The task
Wherever a picture appears, skip it and retype the rest of the data exactly.

[Dataset entries]
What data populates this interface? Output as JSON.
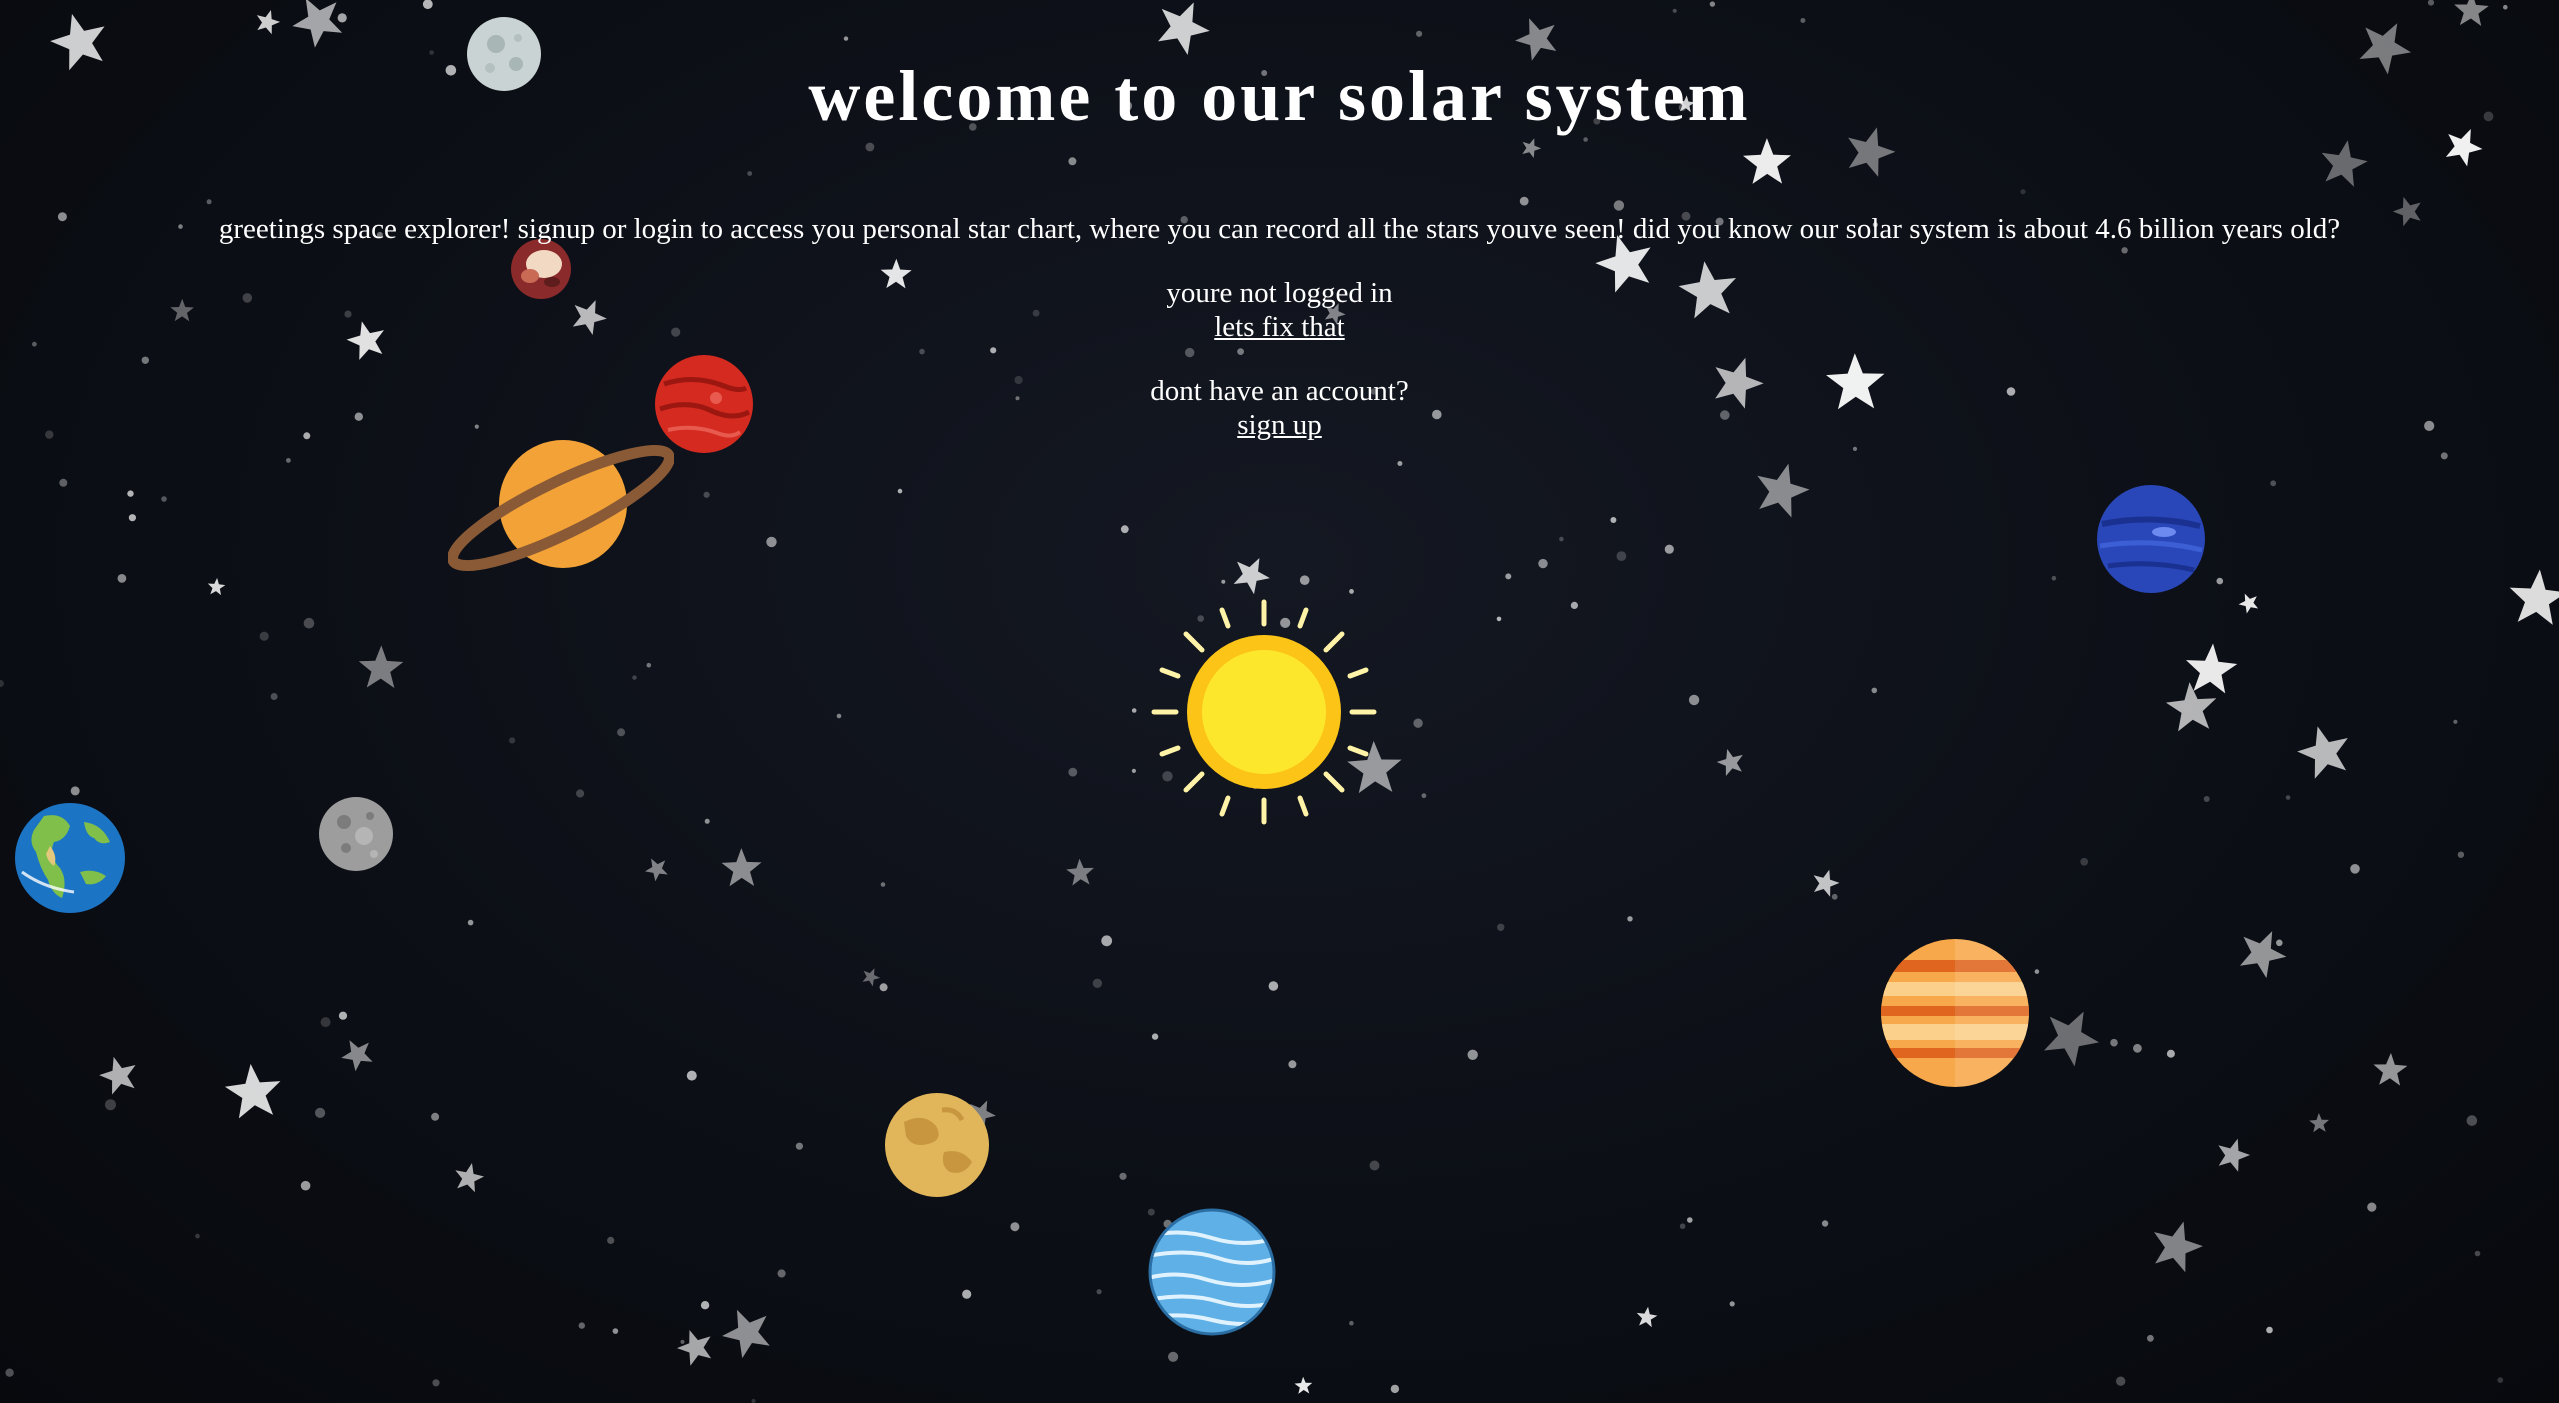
{
  "page": {
    "title": "welcome to our solar system",
    "greeting": "greetings space explorer! signup or login to access you personal star chart, where you can record all the stars youve seen! did you know our solar system is about 4.6 billion years old?",
    "login_status": "youre not logged in",
    "login_link": "lets fix that",
    "no_account": "dont have an account?",
    "signup_link": "sign up"
  },
  "colors": {
    "background": "#0b0e14",
    "text": "#ffffff",
    "sun": "#fde12d",
    "sun_rays": "#fff3a8"
  },
  "icons": [
    "moon-icon",
    "pluto-icon",
    "mars-icon",
    "saturn-icon",
    "neptune-icon",
    "sun-icon",
    "earth-icon",
    "mercury-icon",
    "jupiter-icon",
    "venus-icon",
    "uranus-icon",
    "star-icon"
  ]
}
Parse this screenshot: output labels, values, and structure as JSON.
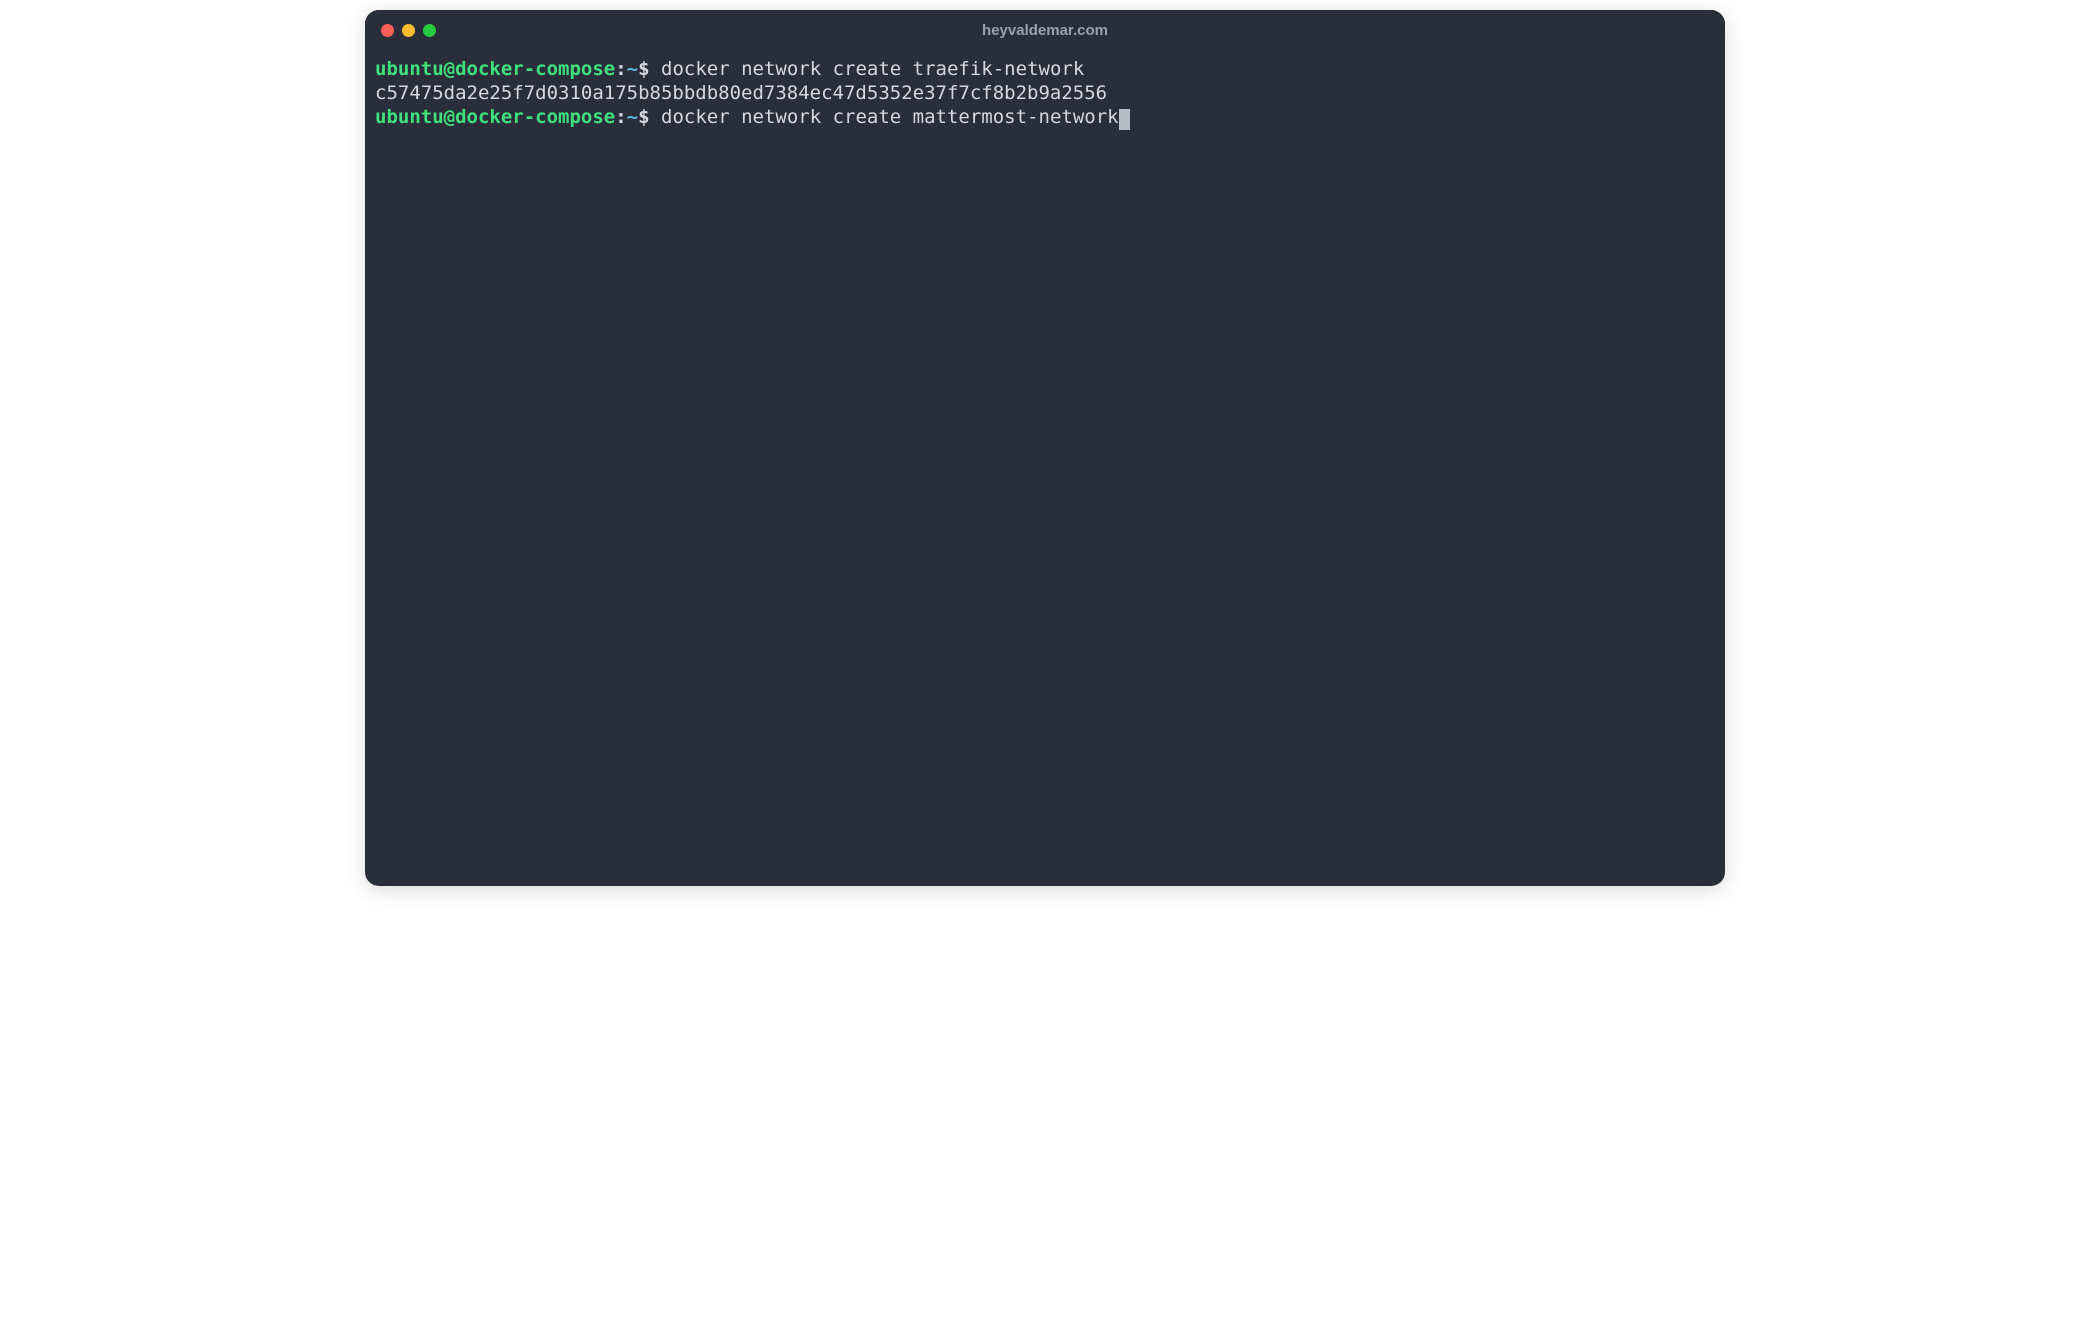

Exercise output
What data populates this interface? Output as JSON.
{
  "page": {
    "title": "welcome to our solar system",
    "greeting": "greetings space explorer! signup or login to access you personal star chart, where you can record all the stars youve seen! did you know our solar system is about 4.6 billion years old?",
    "login_status": "youre not logged in",
    "login_link": "lets fix that",
    "no_account": "dont have an account?",
    "signup_link": "sign up"
  },
  "colors": {
    "background": "#0b0e14",
    "text": "#ffffff",
    "sun": "#fde12d",
    "sun_rays": "#fff3a8"
  },
  "icons": [
    "moon-icon",
    "pluto-icon",
    "mars-icon",
    "saturn-icon",
    "neptune-icon",
    "sun-icon",
    "earth-icon",
    "mercury-icon",
    "jupiter-icon",
    "venus-icon",
    "uranus-icon",
    "star-icon"
  ]
}
Parse this screenshot: output labels, values, and structure as JSON.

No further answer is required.